_Description of the task_.
If a line in the records below contains the word "美短银虎斑", copy it.

_Records provided_.

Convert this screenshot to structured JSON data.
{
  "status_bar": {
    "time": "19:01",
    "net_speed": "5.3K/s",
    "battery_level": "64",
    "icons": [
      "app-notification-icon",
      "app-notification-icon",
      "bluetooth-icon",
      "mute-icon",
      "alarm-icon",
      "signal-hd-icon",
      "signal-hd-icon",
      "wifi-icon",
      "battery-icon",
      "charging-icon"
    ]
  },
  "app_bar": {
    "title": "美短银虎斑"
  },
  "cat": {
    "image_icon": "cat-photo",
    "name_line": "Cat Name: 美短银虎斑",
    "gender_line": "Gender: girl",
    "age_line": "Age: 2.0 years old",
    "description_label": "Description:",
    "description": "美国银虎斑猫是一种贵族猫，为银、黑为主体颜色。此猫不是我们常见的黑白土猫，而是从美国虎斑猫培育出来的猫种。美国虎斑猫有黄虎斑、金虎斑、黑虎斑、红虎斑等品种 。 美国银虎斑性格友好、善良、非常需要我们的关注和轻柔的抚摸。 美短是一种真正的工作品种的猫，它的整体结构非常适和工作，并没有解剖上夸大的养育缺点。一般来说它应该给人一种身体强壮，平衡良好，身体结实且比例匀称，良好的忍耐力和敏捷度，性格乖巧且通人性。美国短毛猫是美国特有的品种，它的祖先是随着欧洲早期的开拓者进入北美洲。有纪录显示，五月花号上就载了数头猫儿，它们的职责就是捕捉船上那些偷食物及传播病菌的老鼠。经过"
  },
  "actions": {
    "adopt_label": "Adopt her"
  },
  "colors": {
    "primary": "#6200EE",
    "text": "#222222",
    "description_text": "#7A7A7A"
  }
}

_Exercise output_.
    "title": "美短银虎斑"
    "name_line": "Cat Name: 美短银虎斑",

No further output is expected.